• _Task goal_
Each line of the records below that holds "header" should be returned.

***** Dataset content *****

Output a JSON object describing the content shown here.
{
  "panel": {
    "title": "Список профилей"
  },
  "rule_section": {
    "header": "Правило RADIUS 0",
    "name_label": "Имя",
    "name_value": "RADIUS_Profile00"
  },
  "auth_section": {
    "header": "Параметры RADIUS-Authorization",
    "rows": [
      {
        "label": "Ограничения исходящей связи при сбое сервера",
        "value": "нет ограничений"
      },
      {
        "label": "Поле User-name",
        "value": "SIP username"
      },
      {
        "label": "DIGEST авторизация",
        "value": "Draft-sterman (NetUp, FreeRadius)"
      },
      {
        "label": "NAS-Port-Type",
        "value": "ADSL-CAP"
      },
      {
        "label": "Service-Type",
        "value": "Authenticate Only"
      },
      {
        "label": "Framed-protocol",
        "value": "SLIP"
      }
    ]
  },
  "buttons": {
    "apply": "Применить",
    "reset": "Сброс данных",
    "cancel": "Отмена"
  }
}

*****

• _Result of the task_
    "header": "Правило RADIUS 0",
    "header": "Параметры RADIUS-Authorization",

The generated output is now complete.